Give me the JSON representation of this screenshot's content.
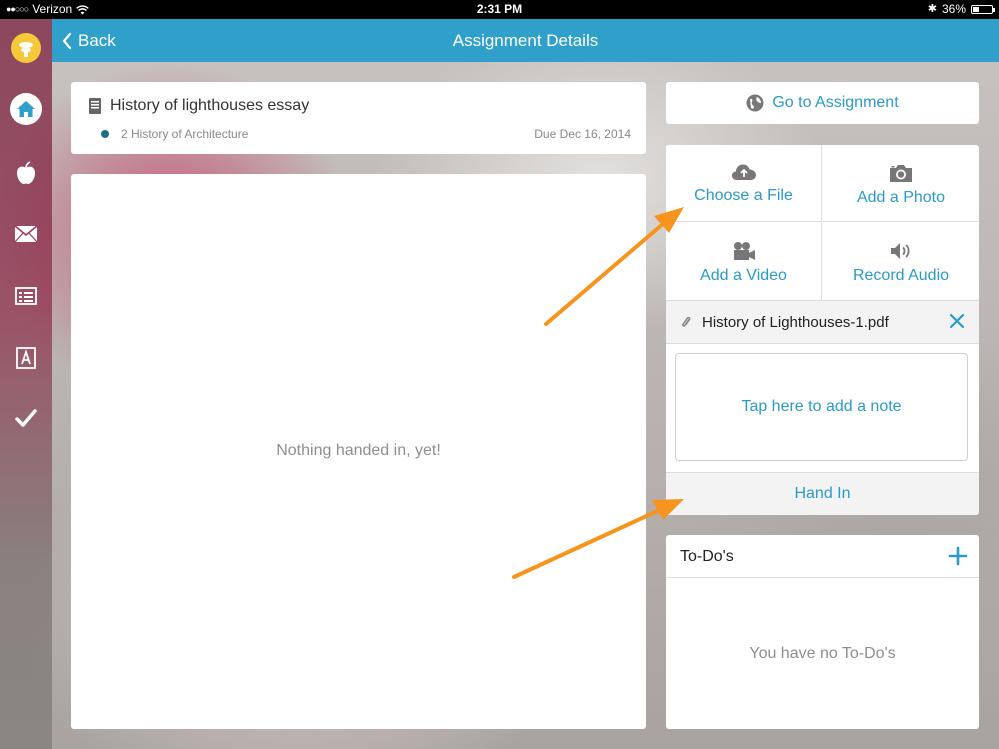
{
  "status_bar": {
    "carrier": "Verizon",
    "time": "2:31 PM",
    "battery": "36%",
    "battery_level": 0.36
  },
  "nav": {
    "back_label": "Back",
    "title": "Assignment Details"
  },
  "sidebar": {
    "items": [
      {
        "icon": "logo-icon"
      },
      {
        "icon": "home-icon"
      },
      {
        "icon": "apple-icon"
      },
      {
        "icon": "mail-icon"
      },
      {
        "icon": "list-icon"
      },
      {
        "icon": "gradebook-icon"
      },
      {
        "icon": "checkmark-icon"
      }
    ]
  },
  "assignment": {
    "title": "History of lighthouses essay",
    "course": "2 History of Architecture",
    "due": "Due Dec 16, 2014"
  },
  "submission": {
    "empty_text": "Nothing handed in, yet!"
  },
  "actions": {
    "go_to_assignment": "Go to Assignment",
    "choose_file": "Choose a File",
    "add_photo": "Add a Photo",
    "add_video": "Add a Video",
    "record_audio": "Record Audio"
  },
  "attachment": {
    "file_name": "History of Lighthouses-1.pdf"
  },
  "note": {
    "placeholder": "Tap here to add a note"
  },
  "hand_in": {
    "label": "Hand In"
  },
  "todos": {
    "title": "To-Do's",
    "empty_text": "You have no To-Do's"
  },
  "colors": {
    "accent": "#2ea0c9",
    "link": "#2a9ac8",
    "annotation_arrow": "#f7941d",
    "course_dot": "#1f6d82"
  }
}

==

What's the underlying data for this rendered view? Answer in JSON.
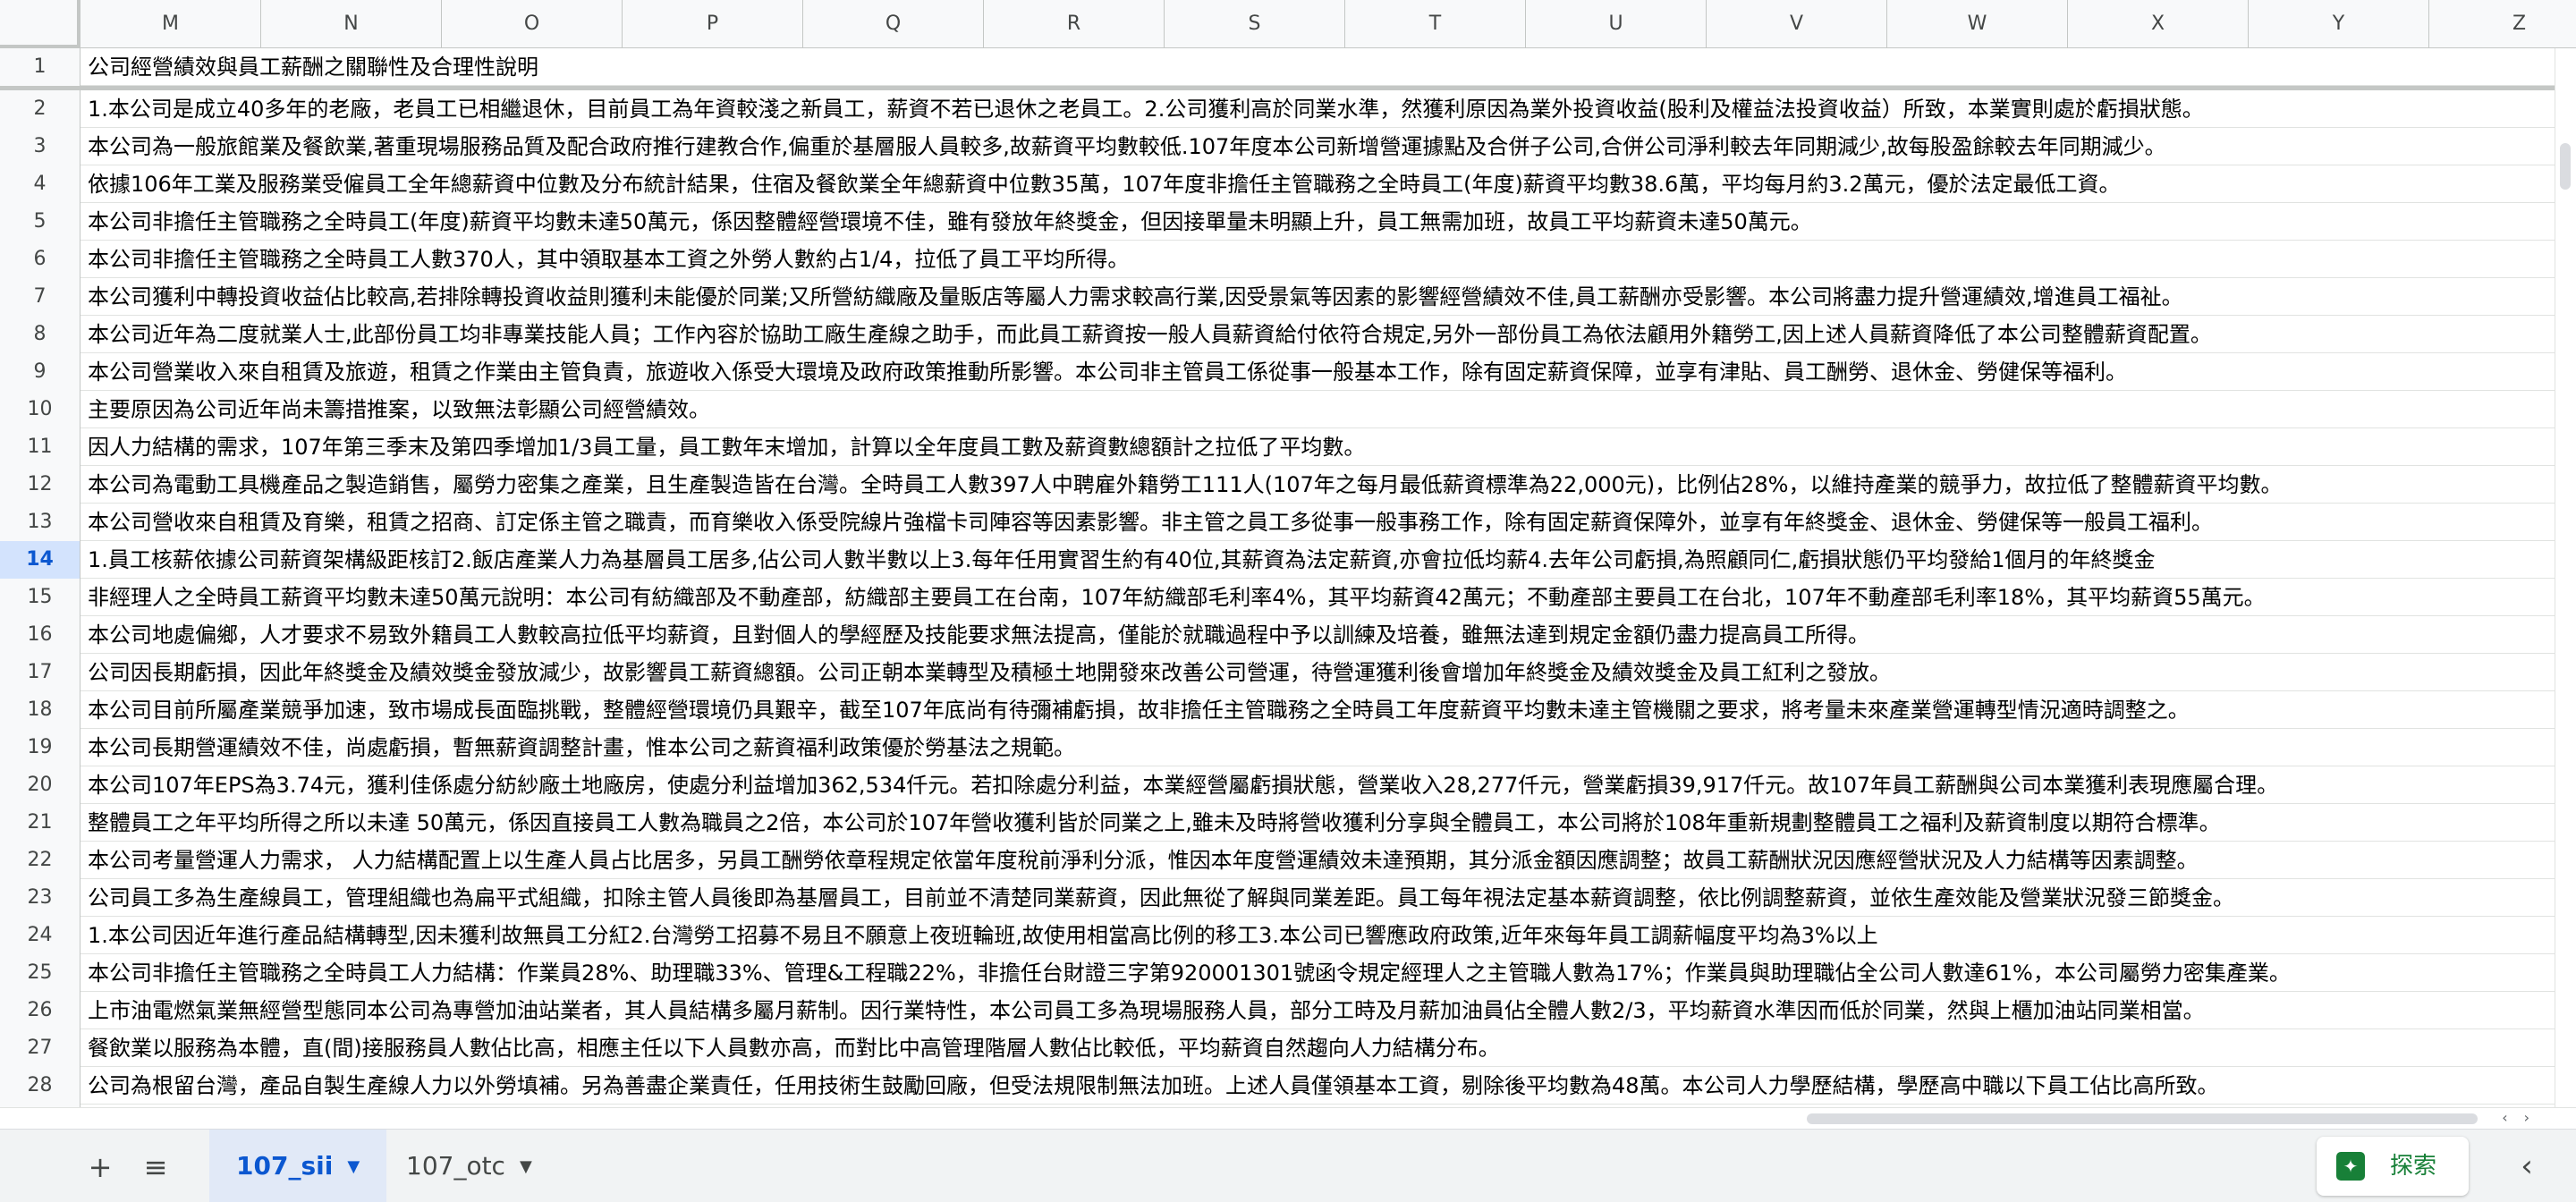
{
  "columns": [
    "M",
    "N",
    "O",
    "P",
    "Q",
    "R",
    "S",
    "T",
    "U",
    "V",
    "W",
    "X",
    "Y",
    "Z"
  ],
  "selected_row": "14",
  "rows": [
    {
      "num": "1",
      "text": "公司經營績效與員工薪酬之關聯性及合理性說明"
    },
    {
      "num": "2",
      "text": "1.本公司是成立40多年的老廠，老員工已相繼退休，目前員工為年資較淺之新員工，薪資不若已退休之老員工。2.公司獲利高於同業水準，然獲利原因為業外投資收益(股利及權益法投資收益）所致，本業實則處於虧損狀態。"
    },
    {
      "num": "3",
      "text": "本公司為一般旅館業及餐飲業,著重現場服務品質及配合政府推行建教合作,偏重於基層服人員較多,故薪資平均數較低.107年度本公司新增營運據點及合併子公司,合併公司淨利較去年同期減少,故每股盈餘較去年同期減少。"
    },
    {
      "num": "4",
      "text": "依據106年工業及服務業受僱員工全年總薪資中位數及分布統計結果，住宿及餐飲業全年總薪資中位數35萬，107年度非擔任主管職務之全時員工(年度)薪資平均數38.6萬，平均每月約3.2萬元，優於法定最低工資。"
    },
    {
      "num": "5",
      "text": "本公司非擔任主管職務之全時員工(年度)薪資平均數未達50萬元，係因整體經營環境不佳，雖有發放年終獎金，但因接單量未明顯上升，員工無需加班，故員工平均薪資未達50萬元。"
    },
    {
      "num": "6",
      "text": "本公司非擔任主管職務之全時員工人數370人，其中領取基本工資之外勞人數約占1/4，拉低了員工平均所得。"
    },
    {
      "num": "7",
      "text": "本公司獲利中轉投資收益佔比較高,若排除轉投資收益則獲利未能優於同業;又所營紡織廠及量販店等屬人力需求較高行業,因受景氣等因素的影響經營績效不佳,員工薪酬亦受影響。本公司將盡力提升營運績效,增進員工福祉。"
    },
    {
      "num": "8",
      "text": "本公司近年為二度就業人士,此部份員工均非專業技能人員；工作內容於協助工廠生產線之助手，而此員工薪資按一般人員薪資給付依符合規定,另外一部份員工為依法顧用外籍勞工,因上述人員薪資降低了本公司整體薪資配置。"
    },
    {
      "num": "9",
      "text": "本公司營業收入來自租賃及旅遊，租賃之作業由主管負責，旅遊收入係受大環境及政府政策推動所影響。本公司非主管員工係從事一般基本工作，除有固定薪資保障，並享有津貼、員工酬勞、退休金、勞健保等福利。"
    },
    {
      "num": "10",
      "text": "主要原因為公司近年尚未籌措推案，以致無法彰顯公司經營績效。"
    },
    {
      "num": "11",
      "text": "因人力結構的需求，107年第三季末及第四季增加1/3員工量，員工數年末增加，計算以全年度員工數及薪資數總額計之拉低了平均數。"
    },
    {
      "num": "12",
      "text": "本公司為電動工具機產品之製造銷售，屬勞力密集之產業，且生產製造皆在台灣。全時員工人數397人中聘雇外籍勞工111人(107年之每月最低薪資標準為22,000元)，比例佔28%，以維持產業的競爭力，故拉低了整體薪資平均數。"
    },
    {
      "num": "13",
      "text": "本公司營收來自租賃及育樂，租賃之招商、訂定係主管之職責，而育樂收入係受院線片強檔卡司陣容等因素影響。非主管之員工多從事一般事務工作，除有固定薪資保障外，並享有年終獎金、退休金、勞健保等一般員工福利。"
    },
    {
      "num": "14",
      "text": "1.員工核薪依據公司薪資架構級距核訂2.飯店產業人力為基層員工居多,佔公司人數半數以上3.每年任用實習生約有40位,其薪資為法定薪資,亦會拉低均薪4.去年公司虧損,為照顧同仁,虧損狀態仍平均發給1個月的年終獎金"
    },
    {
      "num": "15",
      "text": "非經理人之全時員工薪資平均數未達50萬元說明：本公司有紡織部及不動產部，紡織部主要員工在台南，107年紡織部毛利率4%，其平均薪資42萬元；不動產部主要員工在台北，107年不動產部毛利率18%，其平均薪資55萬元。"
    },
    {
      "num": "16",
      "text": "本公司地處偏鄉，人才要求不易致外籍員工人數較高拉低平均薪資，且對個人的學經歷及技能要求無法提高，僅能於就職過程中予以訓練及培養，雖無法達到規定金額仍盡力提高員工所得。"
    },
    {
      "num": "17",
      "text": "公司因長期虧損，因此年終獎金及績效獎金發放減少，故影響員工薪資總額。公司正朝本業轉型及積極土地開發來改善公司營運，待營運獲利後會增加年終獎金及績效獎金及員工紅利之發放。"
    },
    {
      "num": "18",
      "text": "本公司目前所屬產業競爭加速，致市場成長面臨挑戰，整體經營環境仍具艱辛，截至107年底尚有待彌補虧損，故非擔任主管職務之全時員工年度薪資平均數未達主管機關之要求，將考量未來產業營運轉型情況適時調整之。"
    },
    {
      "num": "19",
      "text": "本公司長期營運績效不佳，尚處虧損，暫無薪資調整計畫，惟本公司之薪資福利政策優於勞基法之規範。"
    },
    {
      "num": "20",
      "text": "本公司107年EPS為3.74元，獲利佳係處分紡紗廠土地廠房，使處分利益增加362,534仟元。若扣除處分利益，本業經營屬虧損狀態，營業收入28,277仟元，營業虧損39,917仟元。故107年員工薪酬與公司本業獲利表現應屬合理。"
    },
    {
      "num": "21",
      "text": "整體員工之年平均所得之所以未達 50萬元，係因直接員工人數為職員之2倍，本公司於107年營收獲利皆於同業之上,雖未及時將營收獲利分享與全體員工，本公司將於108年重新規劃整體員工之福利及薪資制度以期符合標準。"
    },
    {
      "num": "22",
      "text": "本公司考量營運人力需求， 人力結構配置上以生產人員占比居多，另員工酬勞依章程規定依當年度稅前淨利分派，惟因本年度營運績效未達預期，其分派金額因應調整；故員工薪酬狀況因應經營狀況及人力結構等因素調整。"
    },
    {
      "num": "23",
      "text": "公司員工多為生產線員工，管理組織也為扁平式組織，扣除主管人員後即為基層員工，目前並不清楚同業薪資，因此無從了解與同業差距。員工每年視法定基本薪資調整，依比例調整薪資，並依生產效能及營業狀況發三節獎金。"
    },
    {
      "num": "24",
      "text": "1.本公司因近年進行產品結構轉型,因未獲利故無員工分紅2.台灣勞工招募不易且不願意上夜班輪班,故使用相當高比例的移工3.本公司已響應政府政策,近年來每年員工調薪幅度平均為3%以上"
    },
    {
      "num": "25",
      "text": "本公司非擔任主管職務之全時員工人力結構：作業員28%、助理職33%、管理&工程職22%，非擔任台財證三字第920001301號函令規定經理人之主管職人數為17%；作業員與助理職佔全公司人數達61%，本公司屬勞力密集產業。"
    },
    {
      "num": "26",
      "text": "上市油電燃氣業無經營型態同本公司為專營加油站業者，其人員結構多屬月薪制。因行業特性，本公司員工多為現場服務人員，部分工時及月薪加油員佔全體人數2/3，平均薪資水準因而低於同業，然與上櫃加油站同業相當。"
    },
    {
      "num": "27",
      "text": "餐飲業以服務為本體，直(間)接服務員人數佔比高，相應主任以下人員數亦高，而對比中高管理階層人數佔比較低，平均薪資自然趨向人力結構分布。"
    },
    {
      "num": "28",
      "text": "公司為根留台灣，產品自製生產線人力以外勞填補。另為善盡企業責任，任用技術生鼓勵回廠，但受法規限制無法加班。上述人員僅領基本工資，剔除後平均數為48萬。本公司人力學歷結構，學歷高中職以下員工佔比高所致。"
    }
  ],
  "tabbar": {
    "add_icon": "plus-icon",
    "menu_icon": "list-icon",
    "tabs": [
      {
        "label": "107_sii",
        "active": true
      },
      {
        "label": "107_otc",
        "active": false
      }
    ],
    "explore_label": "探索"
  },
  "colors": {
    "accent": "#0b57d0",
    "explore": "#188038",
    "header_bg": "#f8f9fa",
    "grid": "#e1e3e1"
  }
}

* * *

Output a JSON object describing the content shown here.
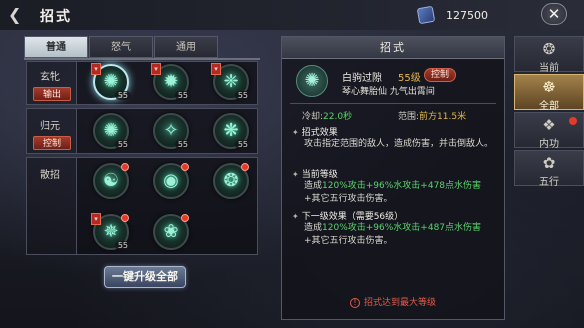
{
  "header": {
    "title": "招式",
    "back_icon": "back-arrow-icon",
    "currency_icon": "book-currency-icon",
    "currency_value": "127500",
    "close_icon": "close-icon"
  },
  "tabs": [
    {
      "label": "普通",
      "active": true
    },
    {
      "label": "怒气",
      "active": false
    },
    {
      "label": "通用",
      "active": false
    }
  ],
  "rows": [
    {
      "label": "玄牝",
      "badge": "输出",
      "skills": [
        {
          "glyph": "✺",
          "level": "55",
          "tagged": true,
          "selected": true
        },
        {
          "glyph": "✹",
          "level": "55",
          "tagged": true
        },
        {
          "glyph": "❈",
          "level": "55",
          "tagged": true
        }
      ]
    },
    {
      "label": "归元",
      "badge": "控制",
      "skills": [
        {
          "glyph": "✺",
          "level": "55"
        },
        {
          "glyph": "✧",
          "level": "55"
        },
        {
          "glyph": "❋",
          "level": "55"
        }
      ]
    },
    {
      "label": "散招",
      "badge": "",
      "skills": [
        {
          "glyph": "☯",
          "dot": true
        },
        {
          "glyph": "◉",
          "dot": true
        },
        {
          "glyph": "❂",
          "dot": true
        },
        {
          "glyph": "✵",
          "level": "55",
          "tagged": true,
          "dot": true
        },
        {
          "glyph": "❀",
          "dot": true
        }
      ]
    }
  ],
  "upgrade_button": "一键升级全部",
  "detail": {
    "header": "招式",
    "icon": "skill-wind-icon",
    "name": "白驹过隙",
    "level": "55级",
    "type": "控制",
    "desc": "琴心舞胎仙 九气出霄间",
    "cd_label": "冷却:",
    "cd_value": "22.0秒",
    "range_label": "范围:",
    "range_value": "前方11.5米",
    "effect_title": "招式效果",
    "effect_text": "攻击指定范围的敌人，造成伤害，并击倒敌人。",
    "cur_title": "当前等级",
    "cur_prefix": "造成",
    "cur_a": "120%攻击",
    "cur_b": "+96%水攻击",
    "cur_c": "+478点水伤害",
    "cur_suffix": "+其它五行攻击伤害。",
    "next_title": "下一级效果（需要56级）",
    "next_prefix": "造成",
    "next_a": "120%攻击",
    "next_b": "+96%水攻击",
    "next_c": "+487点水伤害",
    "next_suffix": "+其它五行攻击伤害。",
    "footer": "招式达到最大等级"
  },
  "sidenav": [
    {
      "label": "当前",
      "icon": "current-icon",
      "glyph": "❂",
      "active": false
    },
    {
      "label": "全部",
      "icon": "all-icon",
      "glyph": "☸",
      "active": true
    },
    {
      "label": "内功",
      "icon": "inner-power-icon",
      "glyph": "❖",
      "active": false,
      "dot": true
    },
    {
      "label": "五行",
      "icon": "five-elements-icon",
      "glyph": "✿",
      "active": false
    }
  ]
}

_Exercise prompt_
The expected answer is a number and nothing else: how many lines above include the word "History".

_Answer space_
3